Exercise instructions:
Every line below that holds the word "JSON" must be listed.

*** Records shown ***

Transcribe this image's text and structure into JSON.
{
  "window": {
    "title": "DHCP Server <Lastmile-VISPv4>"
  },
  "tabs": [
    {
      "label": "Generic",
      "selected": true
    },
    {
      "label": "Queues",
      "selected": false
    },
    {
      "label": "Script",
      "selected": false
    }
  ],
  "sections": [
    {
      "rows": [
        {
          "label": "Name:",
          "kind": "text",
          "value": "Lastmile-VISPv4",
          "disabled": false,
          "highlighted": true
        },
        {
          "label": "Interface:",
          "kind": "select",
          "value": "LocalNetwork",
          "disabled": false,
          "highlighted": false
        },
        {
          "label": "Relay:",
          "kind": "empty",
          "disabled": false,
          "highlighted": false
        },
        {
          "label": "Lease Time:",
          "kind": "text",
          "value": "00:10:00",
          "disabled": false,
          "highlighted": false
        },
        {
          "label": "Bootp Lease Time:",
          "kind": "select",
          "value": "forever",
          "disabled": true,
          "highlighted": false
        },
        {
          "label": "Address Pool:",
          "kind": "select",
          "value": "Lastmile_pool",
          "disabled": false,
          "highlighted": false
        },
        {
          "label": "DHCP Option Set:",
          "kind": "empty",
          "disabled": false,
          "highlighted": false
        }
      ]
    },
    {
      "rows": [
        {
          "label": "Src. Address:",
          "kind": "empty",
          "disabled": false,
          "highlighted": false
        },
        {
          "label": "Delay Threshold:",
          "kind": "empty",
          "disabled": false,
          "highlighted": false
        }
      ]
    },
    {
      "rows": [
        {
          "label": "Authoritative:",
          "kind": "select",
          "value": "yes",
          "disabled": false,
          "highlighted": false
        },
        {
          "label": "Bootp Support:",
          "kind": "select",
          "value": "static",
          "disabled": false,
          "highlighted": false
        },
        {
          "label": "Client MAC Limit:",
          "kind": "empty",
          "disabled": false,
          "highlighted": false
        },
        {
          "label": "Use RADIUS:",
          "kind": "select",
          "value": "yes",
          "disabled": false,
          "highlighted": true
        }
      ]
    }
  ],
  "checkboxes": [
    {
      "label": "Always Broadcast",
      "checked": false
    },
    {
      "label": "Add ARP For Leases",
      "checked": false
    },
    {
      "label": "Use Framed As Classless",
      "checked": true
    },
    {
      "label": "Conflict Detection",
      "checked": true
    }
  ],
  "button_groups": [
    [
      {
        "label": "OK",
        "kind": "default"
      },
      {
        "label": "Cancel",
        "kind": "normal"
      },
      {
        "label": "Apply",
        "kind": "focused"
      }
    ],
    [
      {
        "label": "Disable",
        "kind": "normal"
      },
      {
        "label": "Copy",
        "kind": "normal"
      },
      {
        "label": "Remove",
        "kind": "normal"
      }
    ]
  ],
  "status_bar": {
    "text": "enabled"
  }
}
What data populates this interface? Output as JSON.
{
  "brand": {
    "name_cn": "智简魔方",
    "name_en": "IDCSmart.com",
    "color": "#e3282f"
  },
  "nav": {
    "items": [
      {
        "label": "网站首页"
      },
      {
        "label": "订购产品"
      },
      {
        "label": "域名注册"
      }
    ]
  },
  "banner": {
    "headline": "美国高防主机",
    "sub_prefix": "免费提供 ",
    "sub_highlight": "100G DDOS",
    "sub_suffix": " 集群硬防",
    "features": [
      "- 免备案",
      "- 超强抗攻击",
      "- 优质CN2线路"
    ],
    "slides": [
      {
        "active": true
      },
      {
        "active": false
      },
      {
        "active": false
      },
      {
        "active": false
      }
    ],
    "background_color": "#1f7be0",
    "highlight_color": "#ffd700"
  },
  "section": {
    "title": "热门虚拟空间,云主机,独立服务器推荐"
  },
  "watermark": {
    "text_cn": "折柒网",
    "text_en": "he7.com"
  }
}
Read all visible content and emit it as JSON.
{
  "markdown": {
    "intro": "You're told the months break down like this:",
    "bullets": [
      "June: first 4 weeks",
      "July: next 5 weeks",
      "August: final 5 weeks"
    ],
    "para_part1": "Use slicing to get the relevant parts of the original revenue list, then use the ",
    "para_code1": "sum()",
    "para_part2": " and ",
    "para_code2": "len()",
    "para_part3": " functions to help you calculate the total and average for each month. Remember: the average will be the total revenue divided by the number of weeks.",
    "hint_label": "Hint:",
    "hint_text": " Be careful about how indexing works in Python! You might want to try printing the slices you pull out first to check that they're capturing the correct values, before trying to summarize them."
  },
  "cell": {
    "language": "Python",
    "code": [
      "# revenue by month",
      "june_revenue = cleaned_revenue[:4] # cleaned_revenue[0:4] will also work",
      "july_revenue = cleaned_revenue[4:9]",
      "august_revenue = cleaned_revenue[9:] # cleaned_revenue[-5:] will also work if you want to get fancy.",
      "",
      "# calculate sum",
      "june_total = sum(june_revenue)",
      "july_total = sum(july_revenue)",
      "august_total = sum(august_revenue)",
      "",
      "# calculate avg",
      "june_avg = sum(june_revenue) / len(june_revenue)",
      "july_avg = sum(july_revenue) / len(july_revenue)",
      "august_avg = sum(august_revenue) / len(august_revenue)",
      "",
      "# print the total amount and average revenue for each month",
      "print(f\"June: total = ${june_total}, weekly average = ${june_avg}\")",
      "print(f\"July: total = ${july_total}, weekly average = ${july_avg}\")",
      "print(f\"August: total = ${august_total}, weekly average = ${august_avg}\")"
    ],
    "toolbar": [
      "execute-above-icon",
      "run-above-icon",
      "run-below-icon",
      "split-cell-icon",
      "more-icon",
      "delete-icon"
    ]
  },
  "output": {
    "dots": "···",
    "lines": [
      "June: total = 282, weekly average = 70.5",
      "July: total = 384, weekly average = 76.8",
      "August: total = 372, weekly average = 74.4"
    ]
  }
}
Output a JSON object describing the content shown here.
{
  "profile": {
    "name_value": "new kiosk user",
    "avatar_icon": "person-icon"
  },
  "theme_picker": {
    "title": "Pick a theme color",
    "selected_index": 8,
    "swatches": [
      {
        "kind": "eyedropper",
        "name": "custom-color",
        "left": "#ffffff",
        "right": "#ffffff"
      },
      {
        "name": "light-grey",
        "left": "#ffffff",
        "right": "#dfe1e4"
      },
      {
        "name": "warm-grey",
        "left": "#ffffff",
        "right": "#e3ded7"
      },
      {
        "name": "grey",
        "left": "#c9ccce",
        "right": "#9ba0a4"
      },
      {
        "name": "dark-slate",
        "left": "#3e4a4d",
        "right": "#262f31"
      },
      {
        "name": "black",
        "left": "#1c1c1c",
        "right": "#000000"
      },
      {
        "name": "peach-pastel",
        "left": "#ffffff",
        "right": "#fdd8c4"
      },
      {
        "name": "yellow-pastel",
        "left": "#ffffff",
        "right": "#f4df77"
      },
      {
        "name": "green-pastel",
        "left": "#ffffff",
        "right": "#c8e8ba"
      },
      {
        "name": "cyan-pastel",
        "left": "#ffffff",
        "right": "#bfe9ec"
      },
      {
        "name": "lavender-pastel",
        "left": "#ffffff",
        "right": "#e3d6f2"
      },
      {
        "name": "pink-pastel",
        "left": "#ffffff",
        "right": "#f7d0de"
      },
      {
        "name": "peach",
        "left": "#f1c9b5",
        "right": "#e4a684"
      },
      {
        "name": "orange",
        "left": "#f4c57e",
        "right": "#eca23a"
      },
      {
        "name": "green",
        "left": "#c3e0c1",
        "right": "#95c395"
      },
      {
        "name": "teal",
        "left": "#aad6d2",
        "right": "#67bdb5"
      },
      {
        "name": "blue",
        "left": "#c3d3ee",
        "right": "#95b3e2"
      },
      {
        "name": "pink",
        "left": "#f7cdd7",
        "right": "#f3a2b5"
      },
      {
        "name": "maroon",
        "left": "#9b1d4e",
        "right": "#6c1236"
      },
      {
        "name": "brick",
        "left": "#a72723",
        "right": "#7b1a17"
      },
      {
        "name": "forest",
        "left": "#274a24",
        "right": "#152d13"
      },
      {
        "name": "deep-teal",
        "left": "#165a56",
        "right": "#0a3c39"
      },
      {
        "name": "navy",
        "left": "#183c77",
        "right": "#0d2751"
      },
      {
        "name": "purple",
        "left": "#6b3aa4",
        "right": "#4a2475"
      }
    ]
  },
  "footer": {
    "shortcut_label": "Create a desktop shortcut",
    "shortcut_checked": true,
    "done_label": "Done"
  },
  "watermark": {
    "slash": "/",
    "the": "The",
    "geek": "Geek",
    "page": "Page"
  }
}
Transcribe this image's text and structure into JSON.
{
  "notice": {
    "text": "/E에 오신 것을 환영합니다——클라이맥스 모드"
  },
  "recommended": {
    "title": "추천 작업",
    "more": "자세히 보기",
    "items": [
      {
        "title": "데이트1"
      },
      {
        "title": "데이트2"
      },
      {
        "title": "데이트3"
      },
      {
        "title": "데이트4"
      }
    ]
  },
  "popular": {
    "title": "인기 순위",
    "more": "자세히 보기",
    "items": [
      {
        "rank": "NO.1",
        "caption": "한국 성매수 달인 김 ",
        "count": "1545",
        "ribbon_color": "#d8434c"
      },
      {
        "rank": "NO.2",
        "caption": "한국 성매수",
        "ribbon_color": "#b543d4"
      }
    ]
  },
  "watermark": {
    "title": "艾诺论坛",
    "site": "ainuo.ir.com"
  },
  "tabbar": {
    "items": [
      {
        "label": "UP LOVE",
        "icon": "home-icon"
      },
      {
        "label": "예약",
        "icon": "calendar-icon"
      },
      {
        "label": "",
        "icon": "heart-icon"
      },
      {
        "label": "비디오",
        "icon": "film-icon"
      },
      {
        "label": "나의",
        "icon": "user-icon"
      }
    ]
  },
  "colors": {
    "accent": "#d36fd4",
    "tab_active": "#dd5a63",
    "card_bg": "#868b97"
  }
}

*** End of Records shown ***

Expected output:
Transcribe this image's text and structure into JSON.
What data populates this interface? Output as JSON.
Read all visible content and emit it as JSON.
Output a JSON object describing the content shown here.
Transcribe this image's text and structure into JSON.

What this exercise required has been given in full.